Booster is a series exploring the COVID-19 vaccine, and what it means for young people — from the science behind it to how it impacts our lives. In this op-ed, Melissa Shang points out how disabled people haven’t been prioritized in COVID-19 vaccine efforts, and why that needs to change.
It’s a Thursday morning and I’m about to log on to my Zoom class when I hear my phone buzzing beside me with a text from my best friend: “As you know, it’s my birthday this weekend, and I’m going shopping with a couple of my friends. I was wondering if you want to come?”
“Can’t, of course 🙁 Wish I could, though,” I respond.
I wish more than anything that I could celebrate my friend’s 18th birthday with her, but I know that after months of trying to stay safe during the COVID-19 pandemic, I can’t risk my life for a birthday celebration.
I am your typical 17-year-old in most ways, but I was born with Charcot-Marie-Tooth, a degenerative nerve disease that causes muscles in my arms and legs to atrophy over time and weakens my lungs. I wear leg braces, use a motorized wheelchair to get around, and use a BiPAP machine that pushes air into my lungs when I sleep. My condition also puts me at higher risk of having a severe case of COVID-19.
I am acutely aware of what respiratory viruses can do to my body. Last year, a simple case of the flu landed me in the ICU for respiratory failure, and it took almost three weeks before my life regained a sense of normalcy. I never want to risk experiencing that again. That’s why for the past 10 months, since March of 2020, I’ve been quarantined with my parents, barely seeing my friends or leaving my neighborhood.
That’s also why for the past few months, I’ve been trying desperately to receive the vaccine. I’ve been calling my doctors, researching vaccine distribution plans, and checking for updates daily.
I’m not alone in my desperation — millions of young at-risk people are facing the same struggle. Despite me and my vulnerable peers needing the vaccine more than ever, we are continuously deprioritized by many states; many vulnerable people have been pushed aside in vaccination policies, without a clear date for when we may receive the vaccine.

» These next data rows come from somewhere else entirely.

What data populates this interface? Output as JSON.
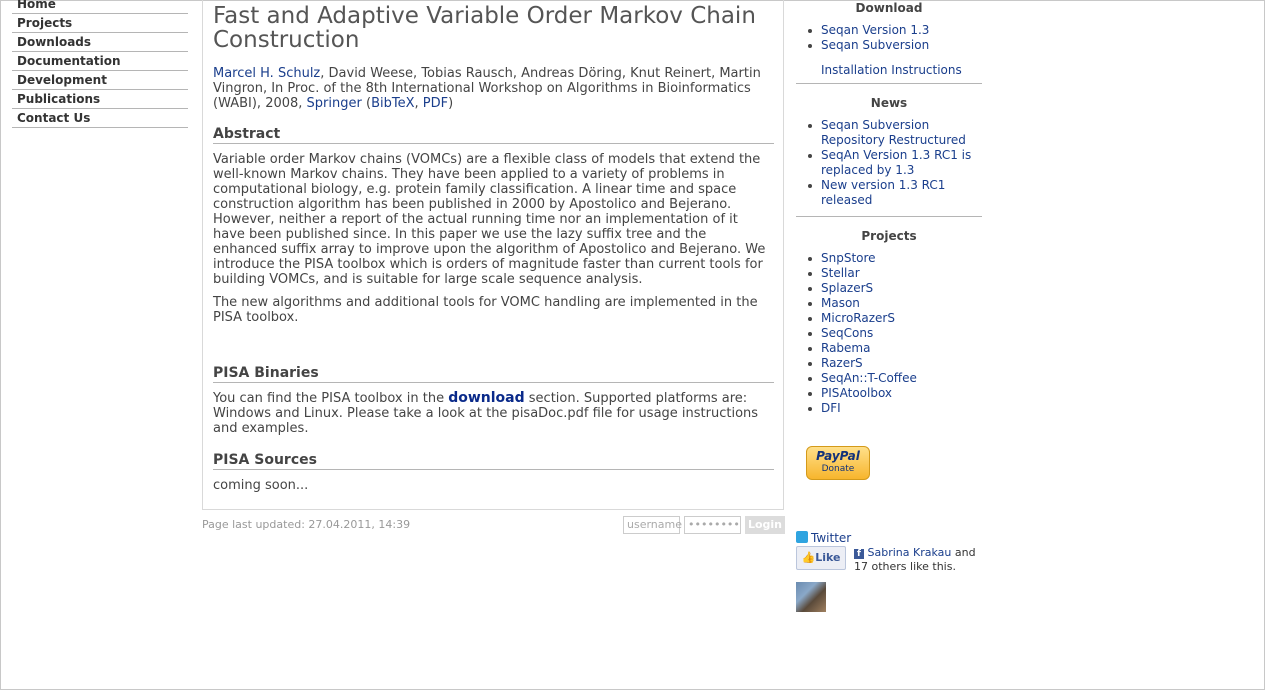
{
  "nav": {
    "items": [
      "Home",
      "Projects",
      "Downloads",
      "Documentation",
      "Development",
      "Publications",
      "Contact Us"
    ]
  },
  "article": {
    "title": "Fast and Adaptive Variable Order Markov Chain Construction",
    "author_link": "Marcel H. Schulz",
    "authors_rest": ", David Weese, Tobias Rausch, Andreas Döring, Knut Reinert, Martin Vingron, In Proc. of the 8th International Workshop on Algorithms in Bioinformatics (WABI), 2008, ",
    "springer_link": "Springer",
    "bibtex_link": "BibTeX",
    "pdf_link": "PDF",
    "abstract_heading": "Abstract",
    "abstract_p1": "Variable order Markov chains (VOMCs) are a flexible class of models that extend the well-known Markov chains. They have been applied to a variety of problems in computational biology, e.g. protein family classification. A linear time and space construction algorithm has been published in 2000 by Apostolico and Bejerano. However, neither a report of the actual running time nor an implementation of it have been published since. In this paper we use the lazy suffix tree and the enhanced suffix array to improve upon the algorithm of Apostolico and Bejerano. We introduce the PISA toolbox which is orders of magnitude faster than current tools for building VOMCs, and is suitable for large scale sequence analysis.",
    "abstract_p2": "The new algorithms and additional tools for VOMC handling are implemented in the PISA toolbox.",
    "binaries_heading": "PISA Binaries",
    "binaries_pre": "You can find the PISA toolbox in the ",
    "binaries_link": "download",
    "binaries_post": " section. Supported platforms are: Windows and Linux. Please take a look at the pisaDoc.pdf file for usage instructions and examples.",
    "sources_heading": "PISA Sources",
    "sources_text": "coming soon..."
  },
  "footer": {
    "last_updated": "Page last updated: 27.04.2011, 14:39",
    "username_placeholder": "username",
    "password_placeholder": "••••••••",
    "login_label": "Login"
  },
  "sidebar": {
    "download_title": "Download",
    "download_items": [
      "Seqan Version 1.3",
      "Seqan Subversion"
    ],
    "install_link": "Installation Instructions",
    "news_title": "News",
    "news_items": [
      "Seqan Subversion Repository Restructured",
      "SeqAn Version 1.3 RC1 is replaced by 1.3",
      "New version 1.3 RC1 released"
    ],
    "projects_title": "Projects",
    "project_items": [
      "SnpStore",
      "Stellar",
      "SplazerS",
      "Mason",
      "MicroRazerS",
      "SeqCons",
      "Rabema",
      "RazerS",
      "SeqAn::T-Coffee",
      "PISAtoolbox",
      "DFI"
    ],
    "paypal_brand": "PayPal",
    "paypal_label": "Donate",
    "twitter_label": "Twitter",
    "like_label": "Like",
    "fb_name": "Sabrina Krakau",
    "fb_rest": " and 17 others like this."
  }
}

In fact, despite the United States Center for Disease Control’s recommendation to put people aged “16—64 years with underlying medical conditions which increase the risk of serious, life-threatening complications from COVID-19” in Phase 1c of vaccine rollout, states such as Rhode Island are instead including people in that category in later stages. California has switched to a system solely based on age, meaning older caregivers are eligible for the vaccine when the disabled people they care for aren’t.
California’s decision seemed to be motivated in part by the fact that older people are more susceptible to severe illness by the virus. But this erases the many young people who may be similarly at risk. Young sick people are not like young healthy people, and putting us in the same category is ignorant and dangerous.
If potentially dying of COVID-19 isn’t enough reason to be afraid, people with disabilities are also terrified of becoming another case of collateral damage from a hospital deeming our lives less worth living.
Another argument that I’ve heard time and time again is that “if disabled people are so afraid of contracting COVID-19, they can just stay home.” What people fail to understand, though, is that not all of us can. Like our nondisabled counterparts, we live busy, full lives, and we can’t give that up at the drop of a hat. We have jobs, we have groceries to buy, and many of us have important doctor’s appointments and procedures.